Problem :: Please say how many lines in the entries below hold the string "JSON", with no other words.

(Stored entries)
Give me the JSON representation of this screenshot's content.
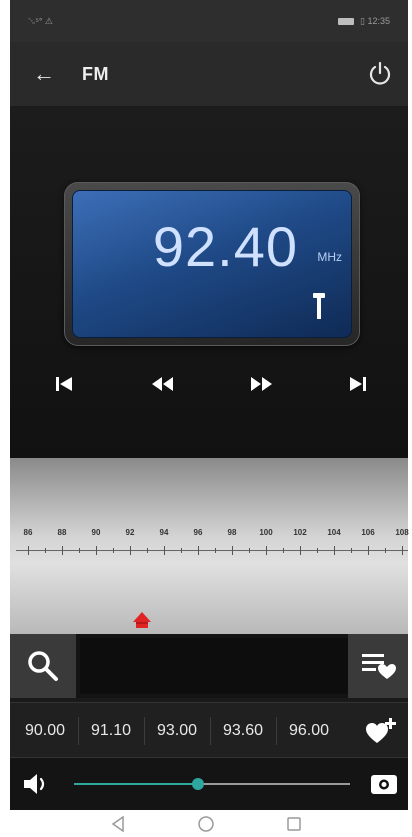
{
  "status_bar": {
    "left": "␖⁵ᐤ ⚠",
    "right": "▯ 12:35"
  },
  "app_bar": {
    "title": "FM",
    "back_icon": "arrow-left-icon",
    "power_icon": "power-icon"
  },
  "tuner_display": {
    "frequency": "92.40",
    "unit": "MHz",
    "antenna_icon": "antenna-icon"
  },
  "controls": [
    {
      "name": "previous-station-button",
      "icon": "skip-previous-icon"
    },
    {
      "name": "seek-backward-button",
      "icon": "rewind-icon"
    },
    {
      "name": "seek-forward-button",
      "icon": "fast-forward-icon"
    },
    {
      "name": "next-station-button",
      "icon": "skip-next-icon"
    }
  ],
  "scale": {
    "labels": [
      "86",
      "88",
      "90",
      "92",
      "94",
      "96",
      "98",
      "100",
      "102",
      "104",
      "106",
      "108"
    ],
    "current_frequency": 92.4,
    "range": [
      86,
      108
    ]
  },
  "actions": {
    "search_icon": "search-icon",
    "favorites_icon": "favorites-list-icon"
  },
  "presets": [
    "90.00",
    "91.10",
    "93.00",
    "93.60",
    "96.00"
  ],
  "add_favorite_icon": "add-favorite-icon",
  "volume": {
    "level": 0.45,
    "speaker_icon": "speaker-icon",
    "record_icon": "record-icon"
  },
  "nav": [
    "back-nav-icon",
    "home-nav-icon",
    "recents-nav-icon"
  ],
  "colors": {
    "accent": "#2fa7a1",
    "pointer": "#e02424",
    "display": "#1f4a87"
  }
}
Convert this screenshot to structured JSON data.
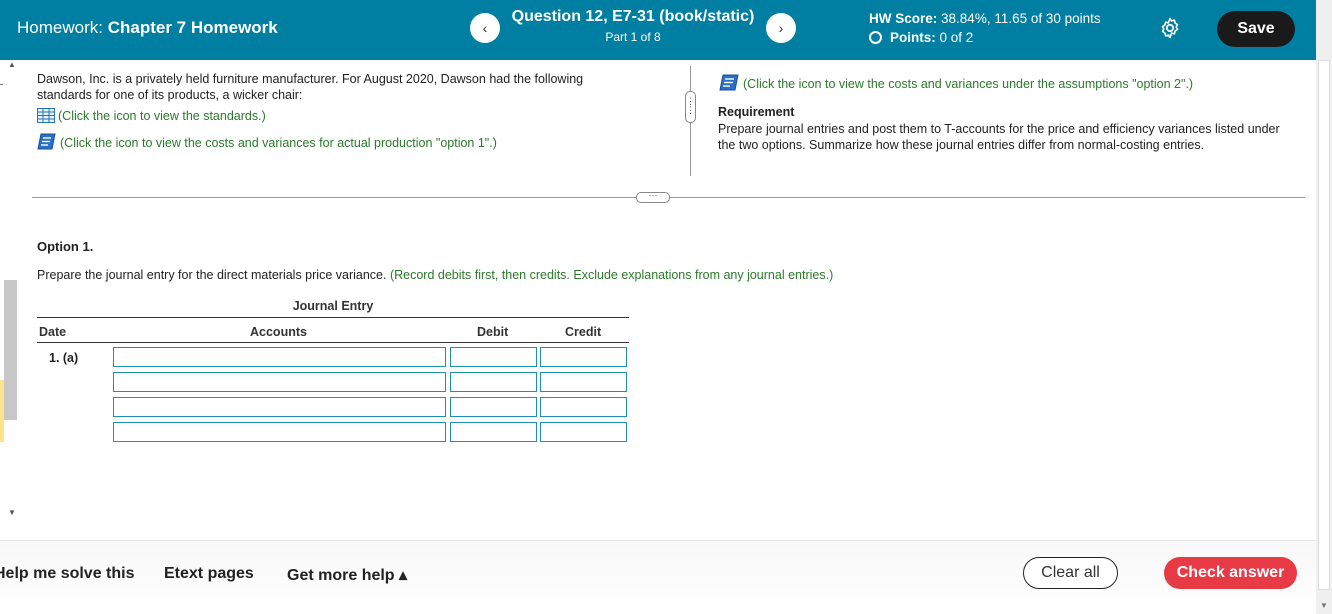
{
  "header": {
    "homework_label": "Homework:",
    "homework_name": "Chapter 7 Homework",
    "prev_icon": "chevron-left-icon",
    "next_icon": "chevron-right-icon",
    "question_title": "Question 12, E7-31 (book/static)",
    "part": "Part 1 of 8",
    "score_label": "HW Score:",
    "score_value": "38.84%, 11.65 of 30 points",
    "points_label": "Points:",
    "points_value": "0 of 2",
    "settings_icon": "gear-icon",
    "save_label": "Save",
    "background_color": "#007FA3"
  },
  "problem": {
    "intro": "Dawson, Inc. is a privately held furniture manufacturer. For August 2020, Dawson had the following standards for one of its products, a wicker chair:",
    "standards_link": "(Click the icon to view the standards.)",
    "option1_link": "(Click the icon to view the costs and variances for actual production \"option 1\".)",
    "option2_link": "(Click the icon to view the costs and variances under the assumptions \"option 2\".)",
    "requirement_heading": "Requirement",
    "requirement_text": "Prepare journal entries and post them to T-accounts for the price and efficiency variances listed under the two options. Summarize how these journal entries differ from normal-costing entries."
  },
  "question": {
    "option_title": "Option 1.",
    "instruction": "Prepare the journal entry for the direct materials price variance.",
    "instruction_hint": "(Record debits first, then credits. Exclude explanations from any journal entries.)"
  },
  "journal": {
    "title": "Journal Entry",
    "col_date": "Date",
    "col_accounts": "Accounts",
    "col_debit": "Debit",
    "col_credit": "Credit",
    "date_value": "1. (a)",
    "rows": [
      {
        "account": "",
        "debit": "",
        "credit": ""
      },
      {
        "account": "",
        "debit": "",
        "credit": ""
      },
      {
        "account": "",
        "debit": "",
        "credit": ""
      },
      {
        "account": "",
        "debit": "",
        "credit": ""
      }
    ]
  },
  "footer": {
    "help_solve": "Help me solve this",
    "etext": "Etext pages",
    "more_help": "Get more help ▴",
    "clear_all": "Clear all",
    "check_answer": "Check answer",
    "check_color": "#e83a45"
  }
}
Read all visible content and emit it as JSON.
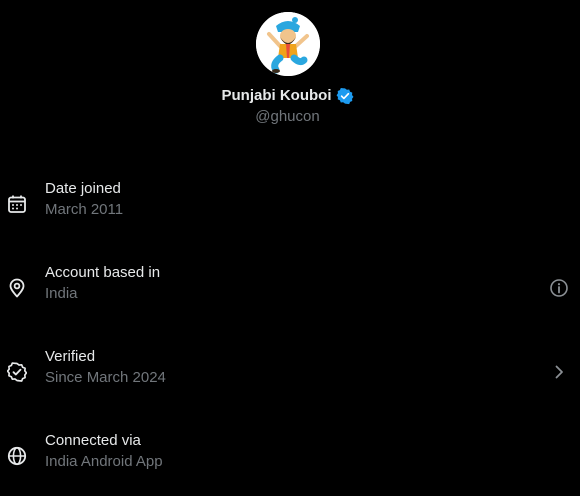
{
  "profile": {
    "display_name": "Punjabi Kouboi",
    "handle": "@ghucon",
    "verified_badge_color": "#1d9bf0"
  },
  "about": {
    "date_joined": {
      "title": "Date joined",
      "value": "March 2011",
      "icon": "calendar-icon"
    },
    "account_based_in": {
      "title": "Account based in",
      "value": "India",
      "icon": "location-pin-icon",
      "trailing_icon": "info-icon"
    },
    "verified": {
      "title": "Verified",
      "value": "Since March 2024",
      "icon": "verified-badge-outline-icon",
      "trailing_icon": "chevron-right-icon"
    },
    "connected_via": {
      "title": "Connected via",
      "value": "India Android App",
      "icon": "globe-icon"
    }
  },
  "colors": {
    "background": "#000000",
    "primary_text": "#e7e9ea",
    "secondary_text": "#71767b",
    "accent": "#1d9bf0"
  }
}
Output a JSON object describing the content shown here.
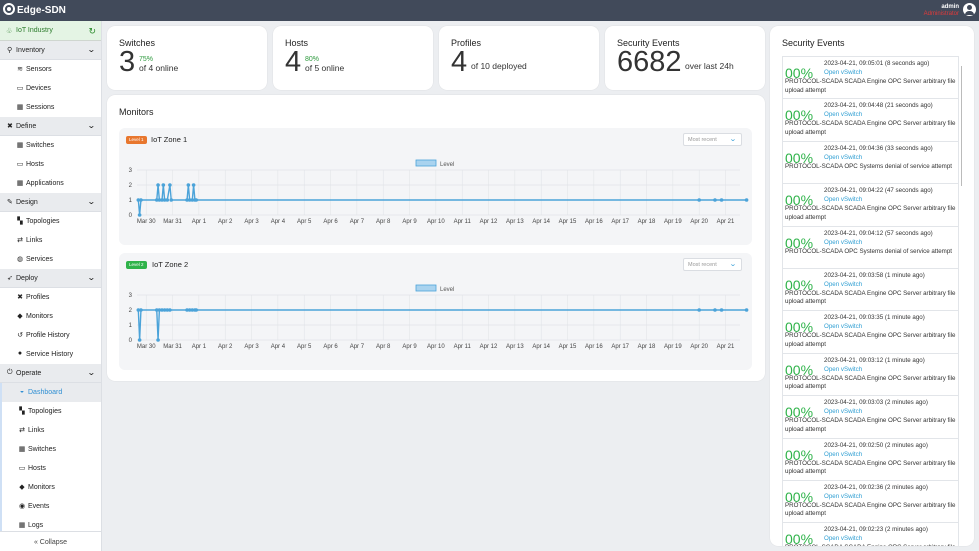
{
  "app": {
    "title": "Edge-SDN",
    "user": "admin",
    "role": "Administrator"
  },
  "sidebar": {
    "workspace": "IoT Industry",
    "sections": [
      {
        "label": "Inventory",
        "icon": "search-icon",
        "items": [
          {
            "label": "Sensors",
            "icon": "wifi-icon"
          },
          {
            "label": "Devices",
            "icon": "monitor-icon"
          },
          {
            "label": "Sessions",
            "icon": "grid-icon"
          }
        ]
      },
      {
        "label": "Define",
        "icon": "tools-icon",
        "items": [
          {
            "label": "Switches",
            "icon": "grid-icon"
          },
          {
            "label": "Hosts",
            "icon": "monitor-icon"
          },
          {
            "label": "Applications",
            "icon": "grid-icon"
          }
        ]
      },
      {
        "label": "Design",
        "icon": "pencil-ruler-icon",
        "items": [
          {
            "label": "Topologies",
            "icon": "map-icon"
          },
          {
            "label": "Links",
            "icon": "exchange-icon"
          },
          {
            "label": "Services",
            "icon": "globe-icon"
          }
        ]
      },
      {
        "label": "Deploy",
        "icon": "rocket-icon",
        "items": [
          {
            "label": "Profiles",
            "icon": "tools-icon"
          },
          {
            "label": "Monitors",
            "icon": "shield-icon"
          },
          {
            "label": "Profile History",
            "icon": "history-icon"
          },
          {
            "label": "Service History",
            "icon": "info-icon"
          }
        ]
      },
      {
        "label": "Operate",
        "icon": "power-icon",
        "items": [
          {
            "label": "Dashboard",
            "icon": "dashboard-icon",
            "active": true
          },
          {
            "label": "Topologies",
            "icon": "map-icon"
          },
          {
            "label": "Links",
            "icon": "exchange-icon"
          },
          {
            "label": "Switches",
            "icon": "grid-icon"
          },
          {
            "label": "Hosts",
            "icon": "monitor-icon"
          },
          {
            "label": "Monitors",
            "icon": "shield-icon"
          },
          {
            "label": "Events",
            "icon": "eye-icon"
          },
          {
            "label": "Logs",
            "icon": "grid-icon"
          }
        ]
      }
    ],
    "collapse": "Collapse"
  },
  "stats": [
    {
      "title": "Switches",
      "value": "3",
      "pct": "75%",
      "sub": "of 4 online"
    },
    {
      "title": "Hosts",
      "value": "4",
      "pct": "80%",
      "sub": "of 5 online"
    },
    {
      "title": "Profiles",
      "value": "4",
      "pct": "",
      "sub": "of 10 deployed"
    },
    {
      "title": "Security Events",
      "value": "6682",
      "pct": "",
      "sub": "over last 24h"
    }
  ],
  "monitors": {
    "title": "Monitors",
    "zones": [
      {
        "badge": "Level 1",
        "badge_color": "#e8772e",
        "name": "IoT Zone 1",
        "select": "Most recent",
        "legend": "Level"
      },
      {
        "badge": "Level 2",
        "badge_color": "#2fb34a",
        "name": "IoT Zone 2",
        "select": "Most recent",
        "legend": "Level"
      }
    ]
  },
  "chart_data": [
    {
      "type": "line",
      "title": "IoT Zone 1",
      "legend": [
        "Level"
      ],
      "categories": [
        "Mar 30",
        "Mar 31",
        "Apr 1",
        "Apr 2",
        "Apr 3",
        "Apr 4",
        "Apr 5",
        "Apr 6",
        "Apr 7",
        "Apr 8",
        "Apr 9",
        "Apr 10",
        "Apr 11",
        "Apr 12",
        "Apr 13",
        "Apr 14",
        "Apr 15",
        "Apr 16",
        "Apr 17",
        "Apr 18",
        "Apr 19",
        "Apr 20",
        "Apr 21"
      ],
      "yticks": [
        "0",
        "1",
        "2",
        "3"
      ],
      "ylim": [
        0,
        3
      ],
      "grid": true,
      "points": [
        [
          -0.3,
          1
        ],
        [
          -0.25,
          0
        ],
        [
          -0.2,
          1
        ],
        [
          0.4,
          1
        ],
        [
          0.45,
          2
        ],
        [
          0.5,
          1
        ],
        [
          0.6,
          1
        ],
        [
          0.65,
          2
        ],
        [
          0.7,
          1
        ],
        [
          0.8,
          1
        ],
        [
          0.9,
          2
        ],
        [
          0.95,
          1
        ],
        [
          1.55,
          1
        ],
        [
          1.6,
          2
        ],
        [
          1.65,
          1
        ],
        [
          1.75,
          1
        ],
        [
          1.8,
          2
        ],
        [
          1.85,
          1
        ],
        [
          1.9,
          1
        ],
        [
          21.0,
          1
        ],
        [
          21.6,
          1
        ],
        [
          21.85,
          1
        ],
        [
          22.8,
          1
        ]
      ]
    },
    {
      "type": "line",
      "title": "IoT Zone 2",
      "legend": [
        "Level"
      ],
      "categories": [
        "Mar 30",
        "Mar 31",
        "Apr 1",
        "Apr 2",
        "Apr 3",
        "Apr 4",
        "Apr 5",
        "Apr 6",
        "Apr 7",
        "Apr 8",
        "Apr 9",
        "Apr 10",
        "Apr 11",
        "Apr 12",
        "Apr 13",
        "Apr 14",
        "Apr 15",
        "Apr 16",
        "Apr 17",
        "Apr 18",
        "Apr 19",
        "Apr 20",
        "Apr 21"
      ],
      "yticks": [
        "0",
        "1",
        "2",
        "3"
      ],
      "ylim": [
        0,
        3
      ],
      "grid": true,
      "points": [
        [
          -0.3,
          2
        ],
        [
          -0.25,
          0
        ],
        [
          -0.2,
          2
        ],
        [
          0.4,
          2
        ],
        [
          0.45,
          0
        ],
        [
          0.5,
          2
        ],
        [
          0.6,
          2
        ],
        [
          0.7,
          2
        ],
        [
          0.8,
          2
        ],
        [
          0.9,
          2
        ],
        [
          1.55,
          2
        ],
        [
          1.65,
          2
        ],
        [
          1.75,
          2
        ],
        [
          1.85,
          2
        ],
        [
          1.9,
          2
        ],
        [
          21.0,
          2
        ],
        [
          21.6,
          2
        ],
        [
          21.85,
          2
        ],
        [
          22.8,
          2
        ]
      ]
    }
  ],
  "events": {
    "title": "Security Events",
    "link": "Open vSwitch",
    "items": [
      {
        "pct": "00%",
        "time": "2023-04-21, 09:05:01 (8 seconds ago)",
        "desc": "PROTOCOL-SCADA SCADA Engine OPC Server arbitrary file upload attempt"
      },
      {
        "pct": "00%",
        "time": "2023-04-21, 09:04:48 (21 seconds ago)",
        "desc": "PROTOCOL-SCADA SCADA Engine OPC Server arbitrary file upload attempt"
      },
      {
        "pct": "00%",
        "time": "2023-04-21, 09:04:36 (33 seconds ago)",
        "desc": "PROTOCOL-SCADA OPC Systems denial of service attempt"
      },
      {
        "pct": "00%",
        "time": "2023-04-21, 09:04:22 (47 seconds ago)",
        "desc": "PROTOCOL-SCADA SCADA Engine OPC Server arbitrary file upload attempt"
      },
      {
        "pct": "00%",
        "time": "2023-04-21, 09:04:12 (57 seconds ago)",
        "desc": "PROTOCOL-SCADA OPC Systems denial of service attempt"
      },
      {
        "pct": "00%",
        "time": "2023-04-21, 09:03:58 (1 minute ago)",
        "desc": "PROTOCOL-SCADA SCADA Engine OPC Server arbitrary file upload attempt"
      },
      {
        "pct": "00%",
        "time": "2023-04-21, 09:03:35 (1 minute ago)",
        "desc": "PROTOCOL-SCADA SCADA Engine OPC Server arbitrary file upload attempt"
      },
      {
        "pct": "00%",
        "time": "2023-04-21, 09:03:12 (1 minute ago)",
        "desc": "PROTOCOL-SCADA SCADA Engine OPC Server arbitrary file upload attempt"
      },
      {
        "pct": "00%",
        "time": "2023-04-21, 09:03:03 (2 minutes ago)",
        "desc": "PROTOCOL-SCADA SCADA Engine OPC Server arbitrary file upload attempt"
      },
      {
        "pct": "00%",
        "time": "2023-04-21, 09:02:50 (2 minutes ago)",
        "desc": "PROTOCOL-SCADA SCADA Engine OPC Server arbitrary file upload attempt"
      },
      {
        "pct": "00%",
        "time": "2023-04-21, 09:02:36 (2 minutes ago)",
        "desc": "PROTOCOL-SCADA SCADA Engine OPC Server arbitrary file upload attempt"
      },
      {
        "pct": "00%",
        "time": "2023-04-21, 09:02:23 (2 minutes ago)",
        "desc": "PROTOCOL-SCADA SCADA Engine OPC Server arbitrary file upload attempt"
      }
    ]
  },
  "colors": {
    "accent": "#2f9fd3",
    "ok": "#2fb34a",
    "topbar": "#414a5a",
    "line": "#4ba3d9"
  }
}
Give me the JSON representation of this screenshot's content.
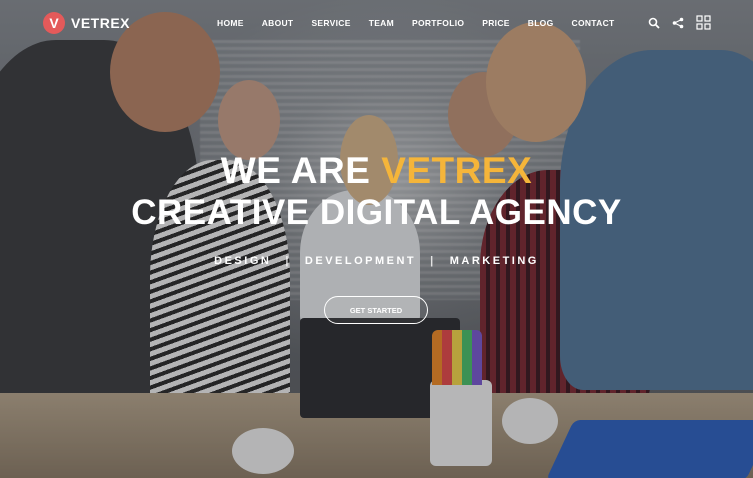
{
  "brand": {
    "mark": "V",
    "name": "VETREX",
    "accent_color": "#e45a5a"
  },
  "nav": {
    "items": [
      "HOME",
      "ABOUT",
      "SERVICE",
      "TEAM",
      "PORTFOLIO",
      "PRICE",
      "BLOG",
      "CONTACT"
    ]
  },
  "tools": {
    "search_icon": "search-icon",
    "share_icon": "share-icon",
    "grid_icon": "grid-menu-icon"
  },
  "hero": {
    "line1_prefix": "WE ARE ",
    "line1_accent": "VETREX",
    "line2": "CREATIVE DIGITAL AGENCY",
    "accent_color": "#f5b53a",
    "services": [
      "DESIGN",
      "DEVELOPMENT",
      "MARKETING"
    ],
    "separator": "|",
    "cta_label": "GET STARTED"
  }
}
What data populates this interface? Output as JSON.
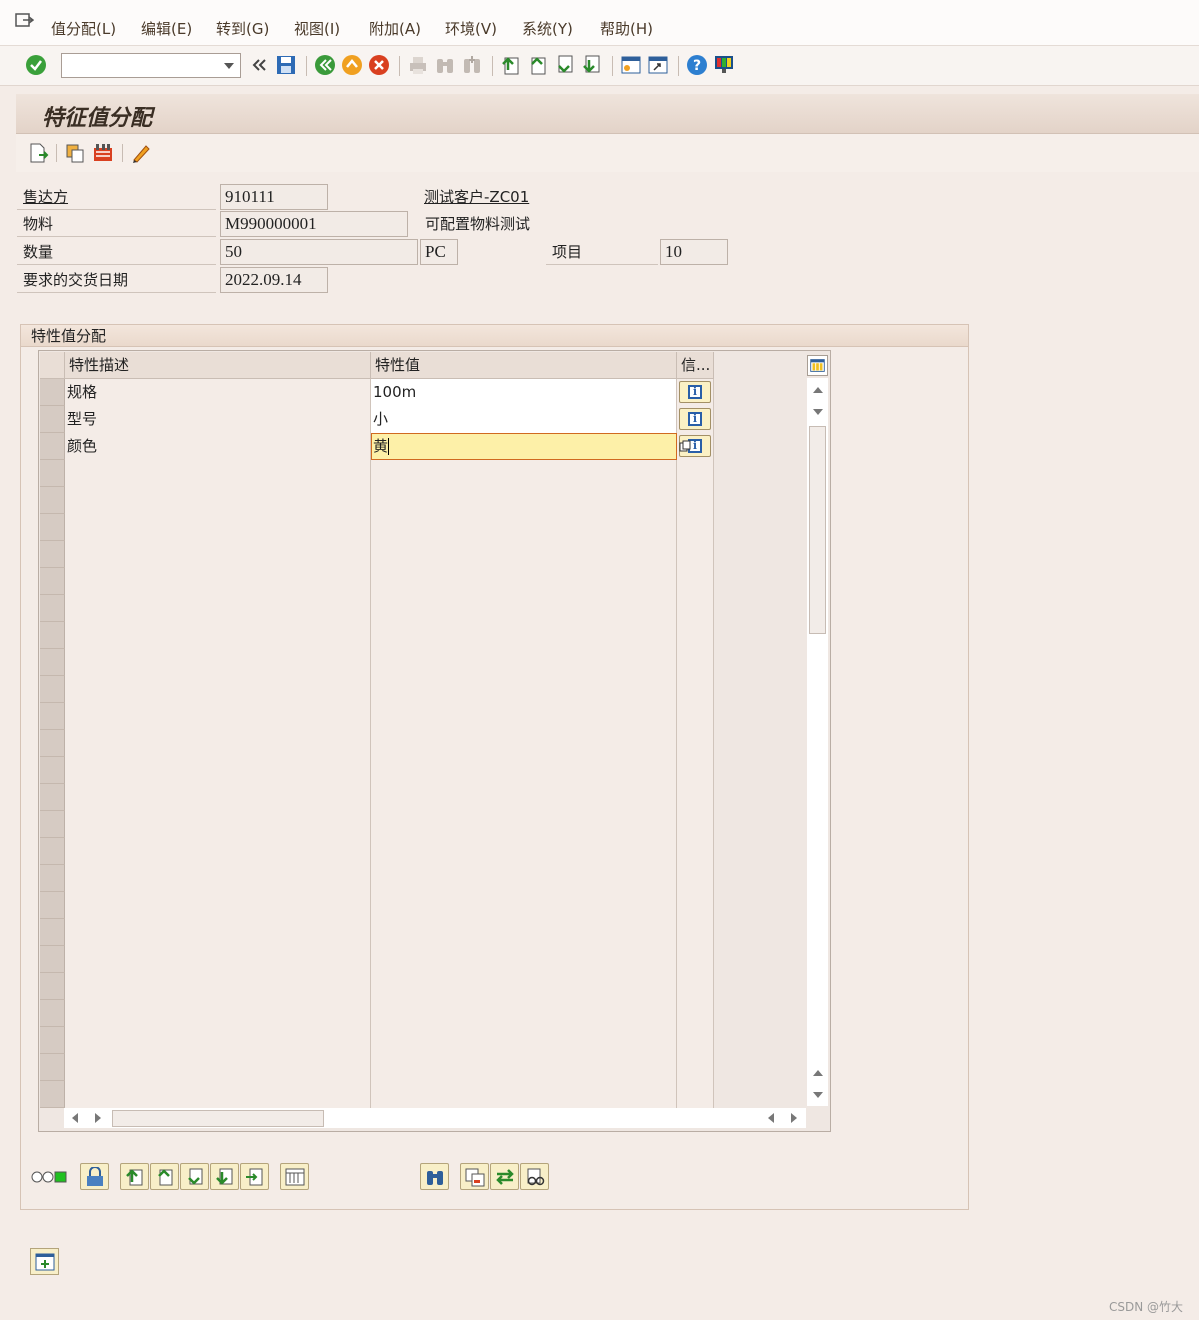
{
  "menubar": {
    "items": [
      "值分配(L)",
      "编辑(E)",
      "转到(G)",
      "视图(I)",
      "附加(A)",
      "环境(V)",
      "系统(Y)",
      "帮助(H)"
    ]
  },
  "toolbar": {
    "command_value": "",
    "icons": [
      "check-icon",
      "back-double-arrow-icon",
      "save-icon",
      "back-icon",
      "exit-icon",
      "cancel-icon",
      "print-icon",
      "find-icon",
      "find-next-icon",
      "first-page-icon",
      "previous-page-icon",
      "next-page-icon",
      "last-page-icon",
      "new-session-icon",
      "shortcut-icon",
      "help-icon",
      "customize-layout-icon"
    ]
  },
  "title": "特征值分配",
  "header": {
    "sold_to_label": "售达方",
    "sold_to_value": "910111",
    "sold_to_name": "测试客户-ZC01",
    "material_label": "物料",
    "material_value": "M990000001",
    "material_desc": "可配置物料测试",
    "qty_label": "数量",
    "qty_value": "50",
    "uom_value": "PC",
    "item_label": "项目",
    "item_value": "10",
    "date_label": "要求的交货日期",
    "date_value": "2022.09.14"
  },
  "group": {
    "title": "特性值分配"
  },
  "table": {
    "columns": [
      "特性描述",
      "特性值",
      "信..."
    ],
    "rows": [
      {
        "desc": "规格",
        "value": "100m"
      },
      {
        "desc": "型号",
        "value": "小"
      },
      {
        "desc": "颜色",
        "value": "黄"
      }
    ]
  },
  "watermark": "CSDN @竹大"
}
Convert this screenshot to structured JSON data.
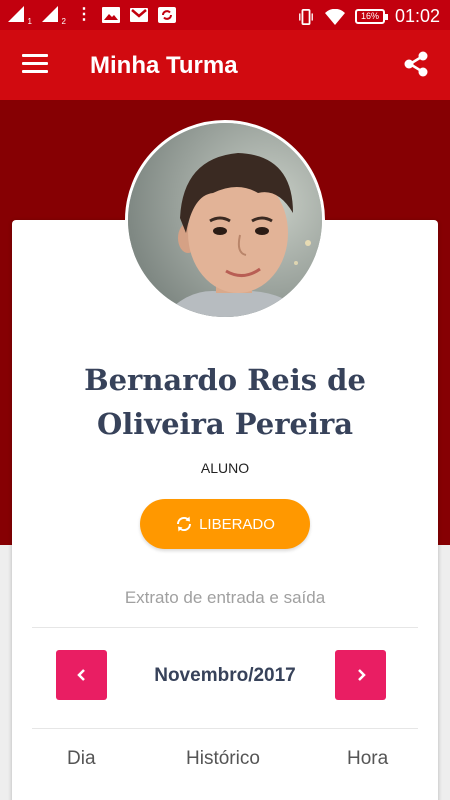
{
  "status_bar": {
    "sim1_index": "1",
    "sim2_index": "2",
    "battery": "16%",
    "time": "01:02"
  },
  "app_bar": {
    "title": "Minha Turma"
  },
  "profile": {
    "name": "Bernardo Reis de Oliveira Pereira",
    "role": "ALUNO",
    "status_label": "LIBERADO"
  },
  "statement": {
    "title": "Extrato de entrada e saída",
    "month": "Novembro/2017",
    "columns": [
      "Dia",
      "Histórico",
      "Hora"
    ]
  },
  "colors": {
    "primary": "#d10a10",
    "primary_dark": "#860003",
    "status_orange": "#ff9800",
    "nav_pink": "#e91e63",
    "name_text": "#37425a"
  }
}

Reply to the task :: 7